The U.S. Army is asking Hollywood for help. It wants better military training simulators for a variety of reasons, not the least of which is cost. The price tag for a live-fire exercise for a single Bradley fighting vehicle is just under $5,000, according to Secretary of the Army Louis Caldera. In a simulator, the cost is $11. The research for improving the simulators is coming from the Institute for Creative Technologies (ICT). The organization is reaching out to writers, directors, cinematographers, production designers, art directors, sound mixers, and special effects designers—a collection of creative thinkers who know how to use their imaginations—hoping for help in developing realistic simulations that help soldiers practice negotiating, learn local cultures, and deal with hostage situations. Projects under development at ICT include artificial intelligence that allows digital characters to react to various military situations. Applications for the military technology include special effects for video games. For more information, go to www.ict.usc.edu.
The engineers and inventors of the post WWII period turned their attention to advancements in electronics, communication, and entertainment. Breakthrough inventions range from LEGOs and computer gaming to the integrated circuit and Ethernet -- a range of advancements that have little in common except they changed our lives.
The age of touch could soon come to an end. From smartphones and smartwatches, to home devices, to in-car infotainment systems, touch is no longer the primary user interface. Technology market leaders are driving a migration from touch to voice as a user interface.
Soft starter technology has become a way to mitigate startup stressors by moderating a motor’s voltage supply during the machine start-up phase, slowly ramping it up and effectively adjusting the machine’s load behavior to protect mechanical components.
A new report from the National Institute of Standards and Technology (NIST) makes a start on developing control schemes, process measurements, and modeling and simulation methods for powder bed fusion additive manufacturing.
If you’re developing a product with lots of sensors and no access to the power grid, then you’ll want to take note of a Design News Continuing Education Center class, “Designing Low Power Systems Using Battery and Energy Harvesting Energy Sources."

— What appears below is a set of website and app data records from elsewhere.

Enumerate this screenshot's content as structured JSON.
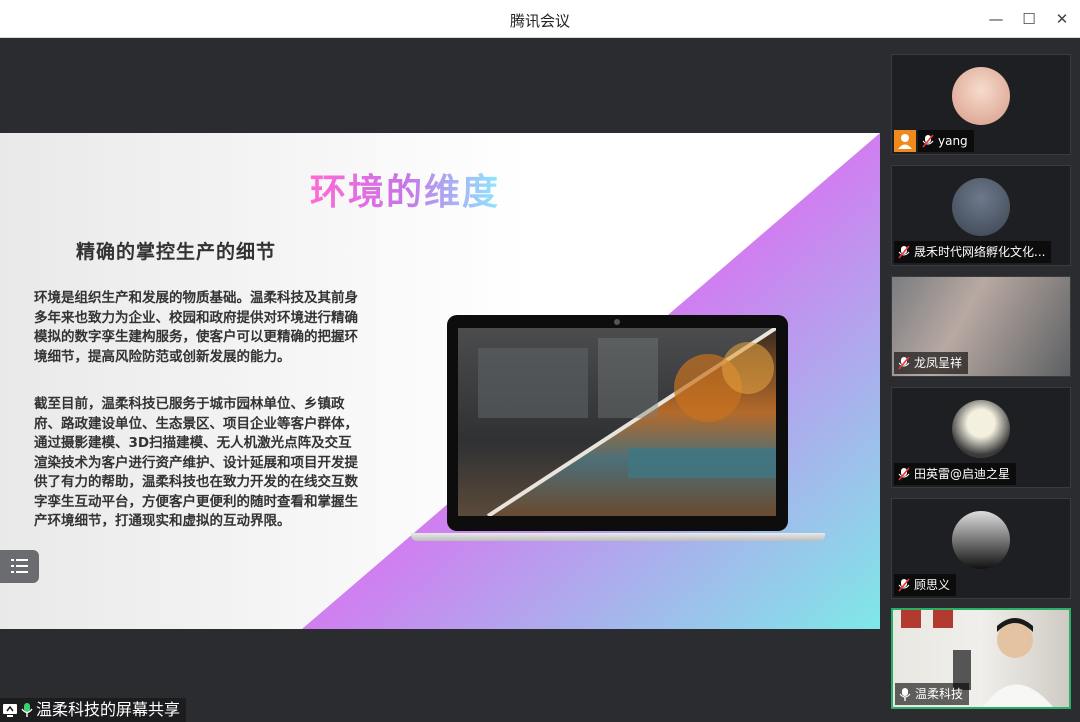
{
  "window": {
    "title": "腾讯会议",
    "minimize_icon": "minimize-icon",
    "maximize_icon": "maximize-icon",
    "close_icon": "close-icon"
  },
  "slide": {
    "title": "环境的维度",
    "subtitle": "精确的掌控生产的细节",
    "paragraph1": "环境是组织生产和发展的物质基础。温柔科技及其前身多年来也致力为企业、校园和政府提供对环境进行精确模拟的数字孪生建构服务，使客户可以更精确的把握环境细节，提高风险防范或创新发展的能力。",
    "paragraph2": "截至目前，温柔科技已服务于城市园林单位、乡镇政府、路政建设单位、生态景区、项目企业等客户群体，通过摄影建模、3D扫描建模、无人机激光点阵及交互渲染技术为客户进行资产维护、设计延展和项目开发提供了有力的帮助，温柔科技也在致力开发的在线交互数字孪生互动平台，方便客户更便利的随时查看和掌握生产环境细节，打通现实和虚拟的互动界限。",
    "accent_colors": [
      "#ff5ad7",
      "#c774e8",
      "#7ee8e8"
    ]
  },
  "share": {
    "label": "温柔科技的屏幕共享"
  },
  "participants": [
    {
      "name": "yang",
      "mic": "muted",
      "host": true
    },
    {
      "name": "晟禾时代网络孵化文化...",
      "mic": "muted",
      "host": false
    },
    {
      "name": "龙凤呈祥",
      "mic": "muted",
      "host": false
    },
    {
      "name": "田英雷@启迪之星",
      "mic": "muted",
      "host": false
    },
    {
      "name": "顾思义",
      "mic": "muted",
      "host": false
    },
    {
      "name": "温柔科技",
      "mic": "on",
      "host": false
    }
  ]
}
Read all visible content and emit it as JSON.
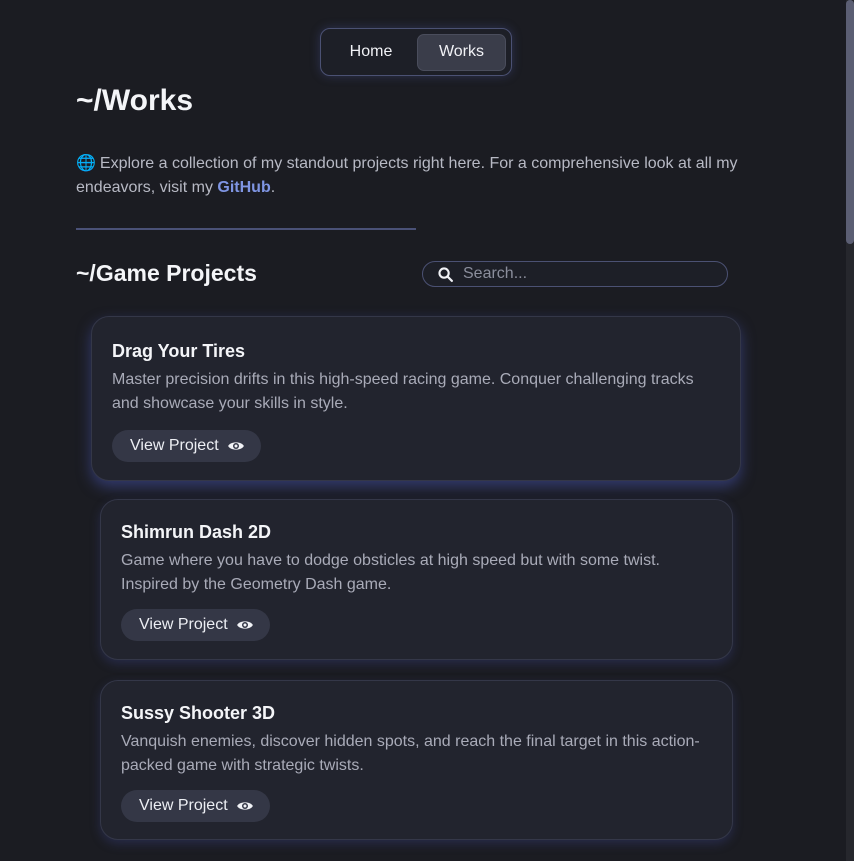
{
  "nav": {
    "home_label": "Home",
    "works_label": "Works"
  },
  "page": {
    "title": "~/Works",
    "intro_icon": "🌐",
    "intro_text": "Explore a collection of my standout projects right here. For a comprehensive look at all my endeavors, visit my ",
    "intro_link": "GitHub",
    "intro_end": "."
  },
  "section": {
    "title": "~/Game Projects"
  },
  "search": {
    "placeholder": "Search..."
  },
  "projects": [
    {
      "title": "Drag Your Tires",
      "description": "Master precision drifts in this high-speed racing game. Conquer challenging tracks and showcase your skills in style.",
      "button": "View Project"
    },
    {
      "title": "Shimrun Dash 2D",
      "description": "Game where you have to dodge obsticles at high speed but with some twist. Inspired by the Geometry Dash game.",
      "button": "View Project"
    },
    {
      "title": "Sussy Shooter 3D",
      "description": "Vanquish enemies, discover hidden spots, and reach the final target in this action-packed game with strategic twists.",
      "button": "View Project"
    }
  ],
  "colors": {
    "background": "#1b1c22",
    "accent": "#7f95e3",
    "card": "#22242e",
    "border": "#4b5173"
  },
  "icons": {
    "search": "search-icon",
    "view": "eye-icon",
    "globe": "globe-icon"
  }
}
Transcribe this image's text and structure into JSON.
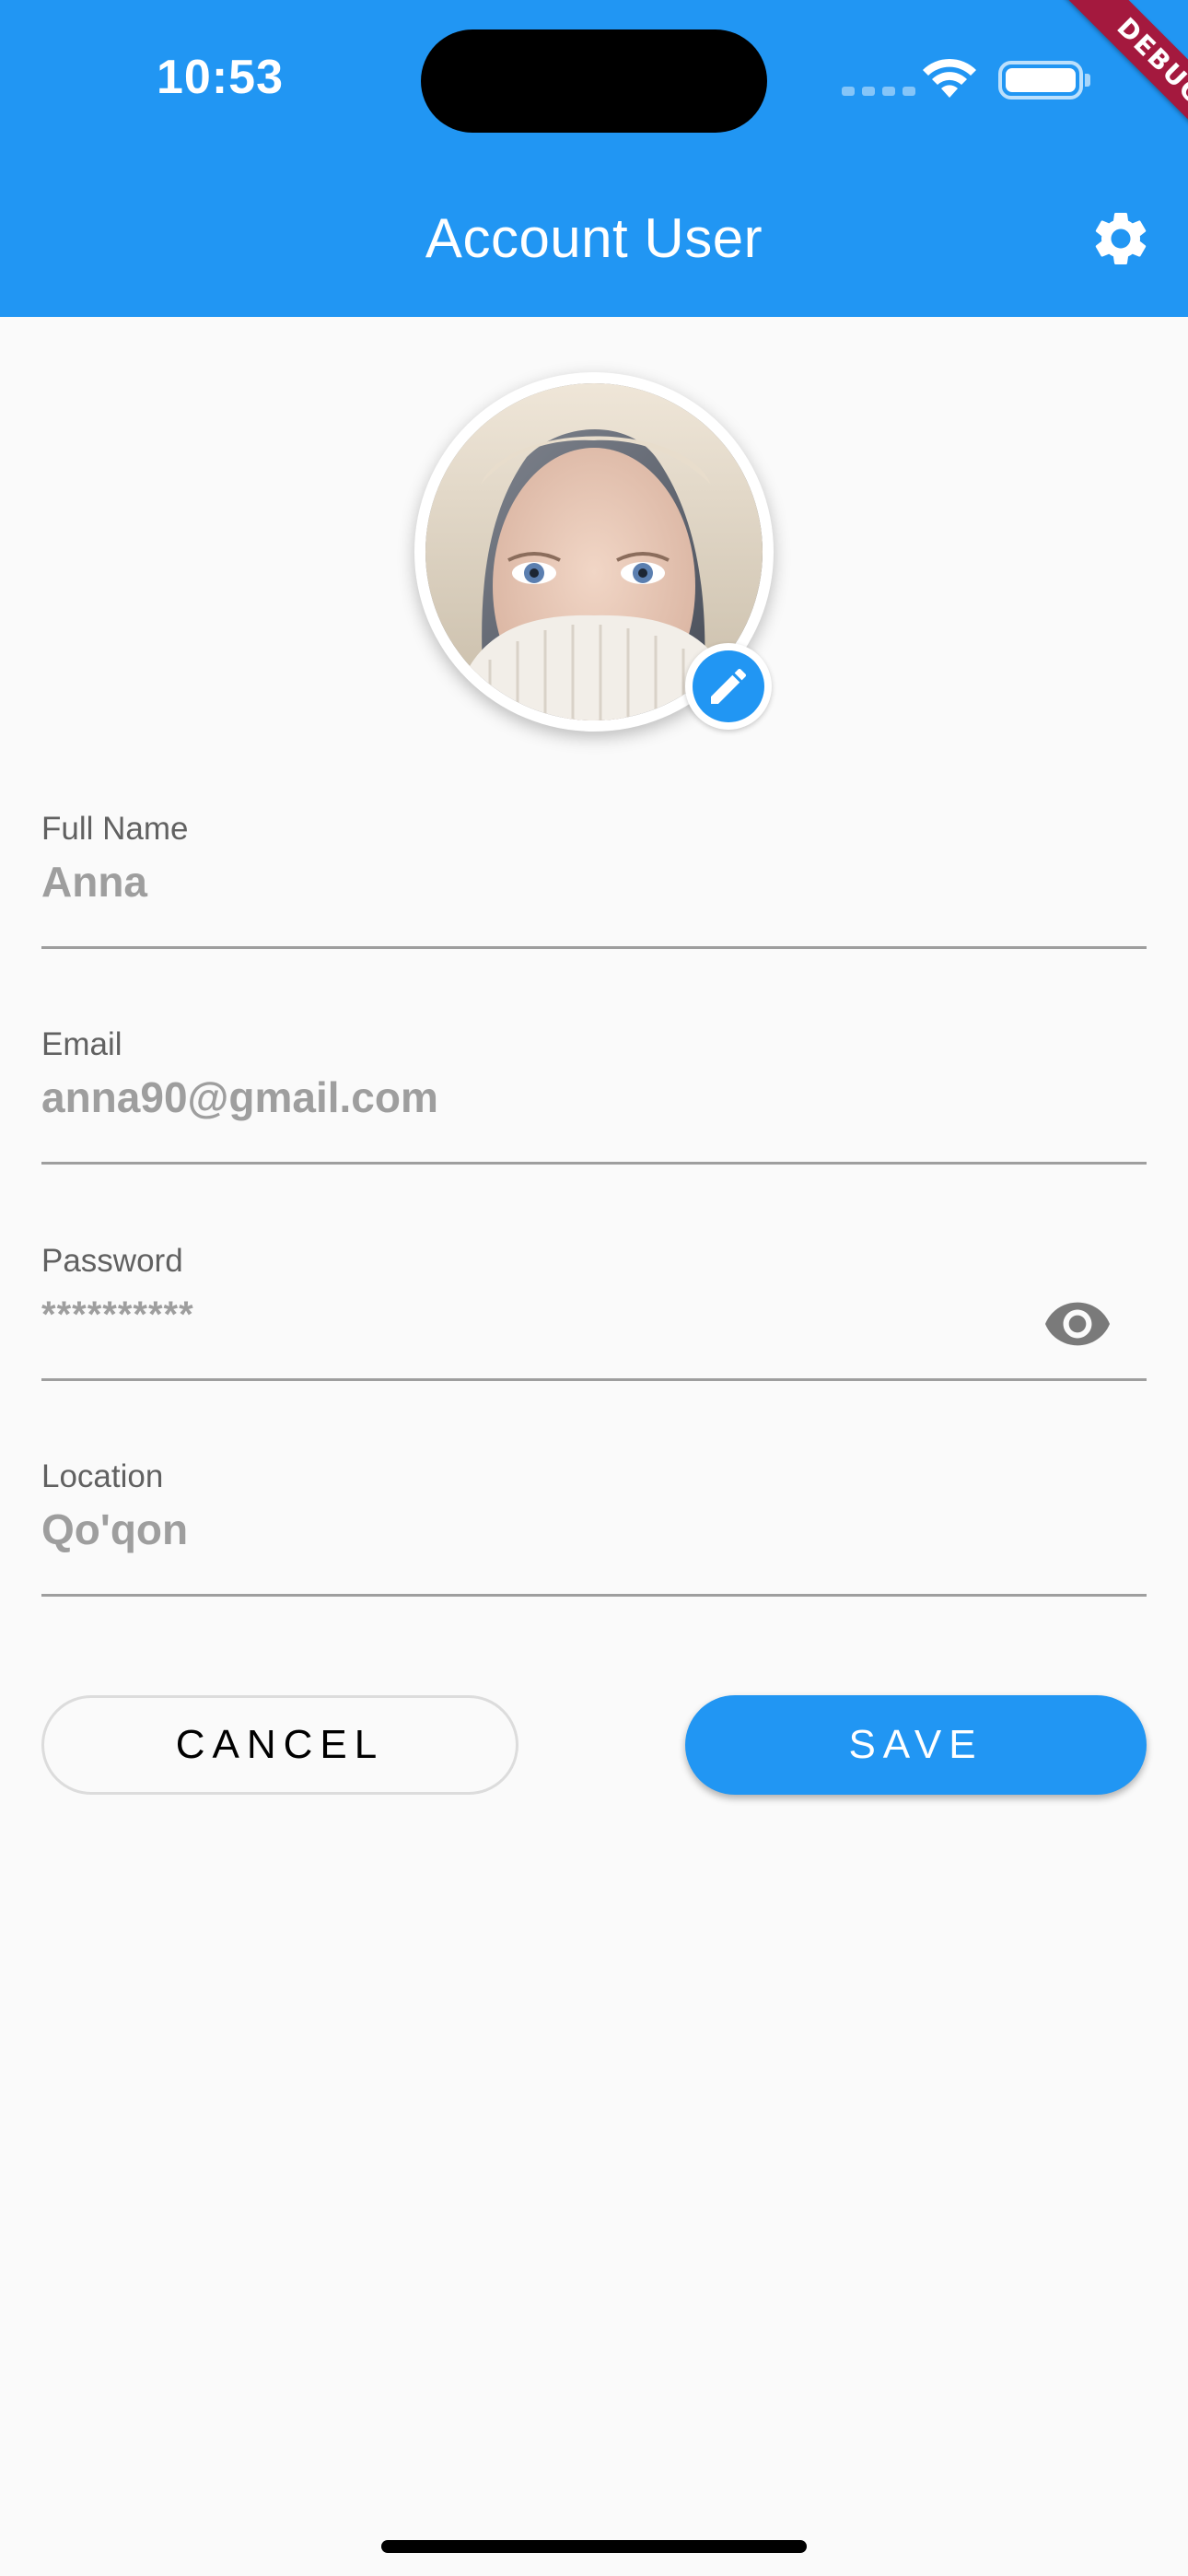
{
  "status_bar": {
    "time": "10:53"
  },
  "debug_banner": "DEBUG",
  "app_bar": {
    "title": "Account User",
    "settings_icon": "gear-icon"
  },
  "profile": {
    "avatar_icon": "profile-photo",
    "edit_icon": "pencil-icon"
  },
  "form": {
    "full_name": {
      "label": "Full Name",
      "value": "Anna"
    },
    "email": {
      "label": "Email",
      "value": "anna90@gmail.com"
    },
    "password": {
      "label": "Password",
      "value": "**********",
      "toggle_icon": "eye-icon"
    },
    "location": {
      "label": "Location",
      "value": "Qo'qon"
    }
  },
  "actions": {
    "cancel_label": "CANCEL",
    "save_label": "SAVE"
  },
  "colors": {
    "primary": "#2196f3",
    "background": "#fafafa",
    "hint_text": "#9e9e9e",
    "debug_banner": "#a4193e"
  }
}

Focus on Fundamentals consists of 45-minute on-line classes that cover a host of technologies. You learn without leaving the comfort of your desk. All classes are taught by subject-matter experts and all are archived. So if you can't attend live, attend at your convenience.